REnal Insufficiency Following Contrast MEDIA Administration TriaL III - REMEDIAL III

Contribution To Literature:

The REMEDIAL III trial showed that a UFR-guided strategy using the RenalGuard system is superior to a LVEDP-guided strategy based on IV hydration in reducing contrast-induced acute kidney injury among patients with CKD and at high risk for this endpoint.

Description:

The goal of the trial was to compare the safety and efficacy of left ventricular end-diastolic pressure (LVEDP)-guided vs. urine flow rate (UFR)-guided hydration to prevent contrast-induced nephropathy among patients with chronic kidney disease (CKD) undergoing angiography or percutaneous coronary intervention (PCI).

Study Design

Eligible patients were randomized in a 1:1 fashion to LVEDP-guided (n = 355) or UFR-guided angiography/PCI using the RenalGuard system (n = 353). Infusion rates of intravenous (IV) fluids in the LVEDP arm were adjusted based on LVEDP pre- and intra-procedurally. In the UFR-guided arm, the goal was to reach ≥300 ml/hour pre-procedure and ≥450 ml/hour post-procedure, augmented by use of bolus IV furosemide. In all cases, iobitridol, a low-osmolar, nonionic contrast agent, was administered.

  • Total number of enrollees: 708
  • Duration of follow-up: 48 hours
  • Mean patient age: 74 years
  • Percentage female: 38%

Inclusion criteria:

  • CKD, with estimated glomerular filtration rate (eGFR) ≤45 ml/min/1.73 m2
  • At high-risk for contrast-induced nephropathy based on Mehran score of ≥11 and/or Gurm score ≥7

Exclusion criteria:

  • Age <18 years
  • Women who are pregnant
  • Acute pulmonary edema
  • Acute myocardial infarction (STEMI)
  • Recent contrast media exposure
  • End-stage CKD on chronic dialysis
  • Multiple myeloma
  • Current enrollment in any other study when enrollment in REMEDIAL III would involve deviation from either protocol
  • Cardiogenic shock
  • Administration of theophylline, dopamine, mannitol, and fenoldopam

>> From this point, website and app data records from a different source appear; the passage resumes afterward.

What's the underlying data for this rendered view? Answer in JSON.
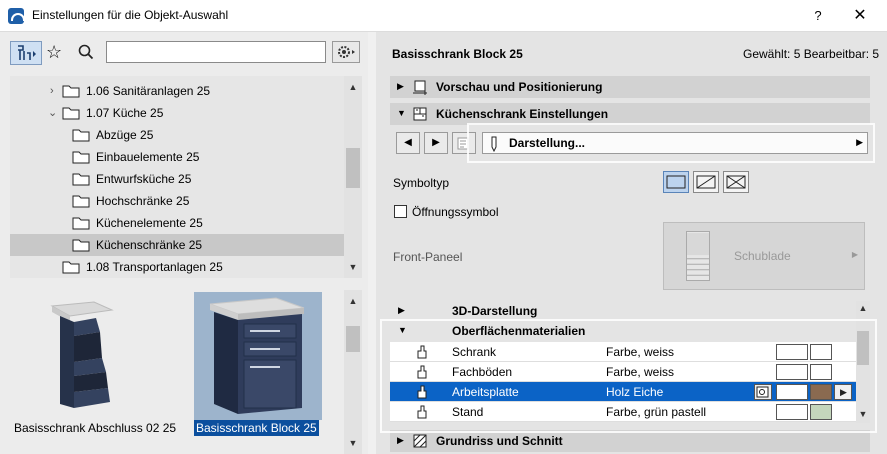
{
  "window": {
    "title": "Einstellungen für die Objekt-Auswahl",
    "help_label": "?",
    "close_label": "✕"
  },
  "left": {
    "search": {
      "value": "",
      "placeholder": ""
    },
    "tree": [
      {
        "label": "1.06 Sanitäranlagen 25",
        "level": 1,
        "arrow": "›"
      },
      {
        "label": "1.07 Küche 25",
        "level": 1,
        "arrow": "⌄"
      },
      {
        "label": "Abzüge 25",
        "level": 2,
        "arrow": ""
      },
      {
        "label": "Einbauelemente 25",
        "level": 2,
        "arrow": ""
      },
      {
        "label": "Entwurfsküche 25",
        "level": 2,
        "arrow": ""
      },
      {
        "label": "Hochschränke 25",
        "level": 2,
        "arrow": ""
      },
      {
        "label": "Küchenelemente 25",
        "level": 2,
        "arrow": ""
      },
      {
        "label": "Küchenschränke 25",
        "level": 2,
        "arrow": "",
        "selected": true
      },
      {
        "label": "1.08 Transportanlagen 25",
        "level": 1,
        "arrow": ""
      }
    ],
    "preview": [
      {
        "label": "Basisschrank Abschluss 02 25",
        "selected": false
      },
      {
        "label": "Basisschrank Block 25",
        "selected": true
      }
    ]
  },
  "right": {
    "object_name": "Basisschrank Block 25",
    "count_text": "Gewählt: 5 Bearbeitbar: 5",
    "sections": {
      "preview": "Vorschau und Positionierung",
      "kitchen": "Küchenschrank Einstellungen",
      "grundriss": "Grundriss und Schnitt"
    },
    "page_dropdown": "Darstellung...",
    "symboltyp_label": "Symboltyp",
    "opening_symbol_label": "Öffnungssymbol",
    "front_panel_label": "Front-Paneel",
    "front_panel_value": "Schublade",
    "sub_3d": "3D-Darstellung",
    "sub_materials": "Oberflächenmaterialien",
    "materials": [
      {
        "name": "Schrank",
        "value": "Farbe, weiss",
        "swatch": "#ffffff",
        "selected": false
      },
      {
        "name": "Fachböden",
        "value": "Farbe, weiss",
        "swatch": "#ffffff",
        "selected": false
      },
      {
        "name": "Arbeitsplatte",
        "value": "Holz Eiche",
        "swatch": "#8a6a50",
        "selected": true
      },
      {
        "name": "Stand",
        "value": "Farbe, grün pastell",
        "swatch": "#c4d6bc",
        "selected": false
      }
    ]
  },
  "colors": {
    "selection_blue": "#0b63c6",
    "selected_label_blue": "#0b4f9e",
    "cabinet_navy": "#2a3550"
  }
}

Other salient features/characteristics:

  • Median serum creatinine: 1.68 mg/dl
  • Coronary angiography: 36%, PCI: 12%, coronary angiography followed by ad hoc PCI: 49%, peripheral procedure: 3%
  • Mean LVEF: 50%
  • LVEDP >18: 22%
  • Gurm score ≥7: 25%; Mehran score ≥11: 44%

Principal Findings:

The primary endpoint, contrast-induced acute kidney injury, for UFR-guided vs. LVEDP-guided angiography/PCI, was 5.7% vs. 10.3% (p = 0.036).

Interpretation:

The results of this trial indicate that a UFR-guided strategy using the RenalGuard system is superior to a LVEDP-guided strategy based on IV hydration in reducing contrast-induced acute kidney injury among patients with CKD and at high risk for this endpoint. This effect was consistent across LVEDP and UFR subgroups. This is an interesting study; the device needs further validation, including with other contrast agents. Assessment of hard endpoints (need for dialysis, hospitalization, etc.) and cost-effectiveness analyses will also be important.

References:

Presented by Dr. Carlo Briguori at the Transcatheter Cardiovascular Therapeutics meeting (TCT 2019), San Francisco, CA, September 29, 2019.

Clinical Topics: Invasive Cardiovascular Angiography and Intervention, Noninvasive Imaging, Prevention, Statins, Interventions and Imaging, Angiography, Nuclear Imaging

Keywords: Acute Kidney Injury, Blood Pressure, Coronary Angiography, Creatinine, Furosemide, Glomerular Filtration Rate, Percutaneous Coronary Intervention, Primary Prevention, Renal Insufficiency, Chronic, TCT19, Transcatheter Cardiovascular Therapeutics


< Back to Listings